(d) Legislation can be framed, and generous finance provided, to enable brownfield or fringe agricultural land to be purchased to enable new large-scale housing to be provided in suitable locations, either Local Authority-owned or via Community Land Trusts and other models of Co-Ownership should be encouraged.

Co-Ownerships can exist informally when two or more individuals or couples share accommodation, commune-style, whilst they save up deposits for housing, but in current conditions, even with this arrangement, they may never be able to raise the funds required.  The idea is that by forming legally watertight partnerships, a group of private investors can come together to fund housing projects either for themselves and/or for others.  The current situation is that housing co-operatives, having amalgamated into larger commercial organisations, will be forced by the latest legislation into providing yet another tranche of right to buy properties.  Co-ownerships are envisaged as operating on a much smaller scale, as stake-holding investments rather than an anonymous co-operatives.  The basic concept is that two groups are in partnership, the investors and the occupiers, and these groups may overlap.  A key part of the proposal is flexibility, so that occupiers who become able to put more funds into the pot than the basic rent can gain a proportional share in the whole project and that should they wish to relocate, their shares can be sold on to new partners coming in.  Such projects can thus serve as starter-projects for aspiring home-owners. The theory of this area of housing is set out in Open Capital: and currently points to a page on this website (which may need updating).

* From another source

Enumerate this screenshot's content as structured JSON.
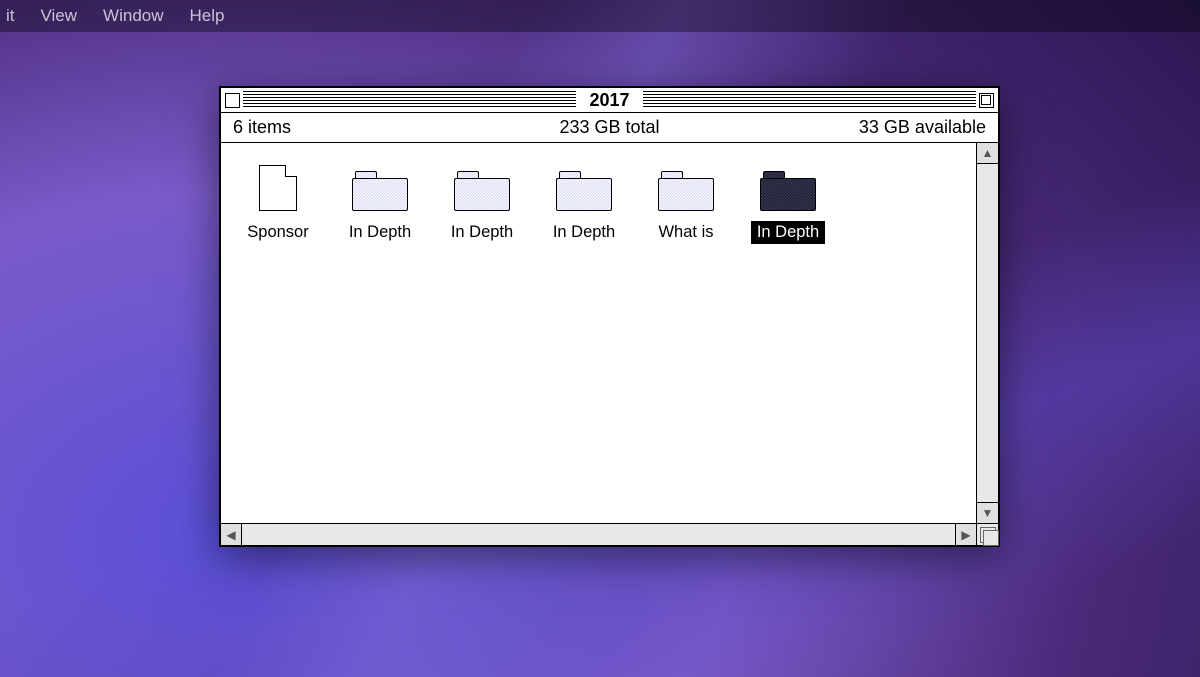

TAX REFORM should be used to raise finance by more progressive taxation of international companies, and abolishing tax havens, to re-establish more funding for the above and for the voluntary sector, including better support of Neighbourhood Planning Forums, Community Centres and Voluntary Organisations, which will be even more important to provide opportunities for the elderly and the unemployed.  More follows…..

This paper is being drafted on The Map of Economic Reform: – see